I've looked over a few articles on the web and although, not ideal, I get an impression of *how* Stein has been received, and the aims of her poetry. The 'not much read' is a slightly damning aspect IMO. But that aside, there are some who simply thought that she was bonkers, and it was a bonkers that was typical of that 20s generation, and I have some sympathy with that particular viewpoint.
I recall a quote by Ben Jonson the playwright, he said, "language most shows the man, speak so I may know thee", and I feel that this applies to Stein, her writing which asks us to create definition or do this or that, fails, if we simply say "No!"
By contrast, if you look at a work which succeeded, eventually, Moby Dick.
Melville began by writing popular adventure stories, such as Billy Budd and so forth and his readers at the time liked these so when MD was first published, the faithful found a similar style and story to what they were used to, a ripping good yarn, in the opening chapter but after a while having hooked them in, Melville veers away and becomes complex and obscure.
That great "booming voice" as some critics refer to it, takes over.
However, unlike Stein, the world was intially wrong about Melville and he died having never seen the books success, and MD is now considered by many to be the greatest novel written in English, and so on and so forth.
Stein however, has been forgotten. I think we see the effect of her experiments in modern fiction, mostly via Hemingway, who I have to say I don't particularly enjoy for the same reasons.
What I love about language is that in cases like Stein, the language, instead of being at the service of her pen, seems to slyly turn around and reveal to us what she is, instead of prose which seeks to not call attention to itself or achieve this or that, the "experimental" here seems to present itself, at least in part, as a window into Stein's mind.

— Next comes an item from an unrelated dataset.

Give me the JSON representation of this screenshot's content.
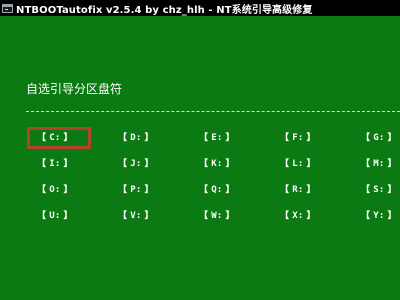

Perhaps this is because language belongs to us all at some fundamental level and can feel or sense when we are being led into something obscurantist, to borrow your earlier word.
The 1920s was a strange time, the so-called "Lost Generation".
Last edited by Hamlet; 20-Jul-2012 at 10:16.
"Man cannot do without beauty, and this is what our era pretends to want to disregard"
Myth of Sysyphus ~ by Albert Camus